These abandoned communities may include historical treasures. In these Tennessee ghost towns, coins, fine jewelry, and other treasures abound.
Some of the popular ghost towns in Tennessee for metal detecting are:
- Big Greenbrier, Sevier
- Tellico Plains, Monroe
- Willow Grove, Clay
- Newsome’s Station, Davidson
- Elkmont, Seier
Metal detecting clubs in Tennessee
Metal detecting is one of my favorite pastimes since it allows me to reconnect with old friends while also creating new ones. I definitely recommend joining a metal detecting group in Tennessee if you want to meet new people and go on a metal detecting trip with them.
Metal detecting has been increasingly popular in recent years, with clubs cropping up all across the United States. Members of the club are involved and supportive of one another. Once a month, these groups meet together to show off their discoveries, plan their next expedition, and discuss how to assess the variety and value of their finds.
Metal detecting groups might be a great way to find out about new treasure-hunting spots. If you’re a newbie, setting up your metal detector for a specific location might be difficult. As a result, joining a metal detecting club is a fantastic way to deal with this problem.
There are a number of wonderful metal detecting organizations in Tennessee. Whether you’re a beginner or a seasoned hunter, metal detecting organizations in Tennessee can help you improve your skills.
Metal detecting clubs are not required to have a digital presence. As a consequence, you may join Facebook groups to network and exchange your skills with other metal detectorists in Tennessee.
Some of the best Metal detecting clubs in Tennessee are:
- Chattanooga Civil War Round Table, Chattanooga
- Internet Metal Detecting Association, Chattanooga
- Mid-South Metal Detecting Club, Edendale
- East Tennessee Treasure Hunting Club, Etowah
Similarly, some of the most popular Metal Detecting Facebook groups in Tennessee are:
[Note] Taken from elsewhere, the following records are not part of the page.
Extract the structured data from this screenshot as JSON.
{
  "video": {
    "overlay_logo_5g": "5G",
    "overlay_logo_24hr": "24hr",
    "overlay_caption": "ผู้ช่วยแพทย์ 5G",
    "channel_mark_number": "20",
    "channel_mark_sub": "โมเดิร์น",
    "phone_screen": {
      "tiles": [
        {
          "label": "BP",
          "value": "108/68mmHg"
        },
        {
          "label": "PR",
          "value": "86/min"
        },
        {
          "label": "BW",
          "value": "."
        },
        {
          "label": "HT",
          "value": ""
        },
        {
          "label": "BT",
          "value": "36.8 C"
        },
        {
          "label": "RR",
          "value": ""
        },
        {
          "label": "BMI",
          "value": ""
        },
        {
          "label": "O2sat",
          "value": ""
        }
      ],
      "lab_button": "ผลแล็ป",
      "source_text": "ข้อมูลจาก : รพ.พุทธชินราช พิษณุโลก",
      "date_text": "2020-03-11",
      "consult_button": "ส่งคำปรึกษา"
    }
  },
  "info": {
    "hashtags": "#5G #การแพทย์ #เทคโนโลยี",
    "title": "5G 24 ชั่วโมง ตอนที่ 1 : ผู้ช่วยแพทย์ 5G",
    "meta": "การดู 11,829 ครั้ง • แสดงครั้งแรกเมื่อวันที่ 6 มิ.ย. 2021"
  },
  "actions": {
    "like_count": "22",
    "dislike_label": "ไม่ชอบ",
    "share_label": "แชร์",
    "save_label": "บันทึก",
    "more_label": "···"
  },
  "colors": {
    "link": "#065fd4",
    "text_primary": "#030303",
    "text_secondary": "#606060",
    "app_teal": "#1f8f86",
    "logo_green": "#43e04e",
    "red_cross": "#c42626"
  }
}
Overall, Tennessee is an excellent area to satisfy your metal detecting needs. Tennessee’s natural beauty, history, weather, and permissive regulations make this a very delightful activity. Just make sure you’re familiar with Tennessee’s metal detecting regulations before attempting it in public. If you’re going to private property, be sure you get the landowner’s permission first, otherwise, you might be punished with trespassing.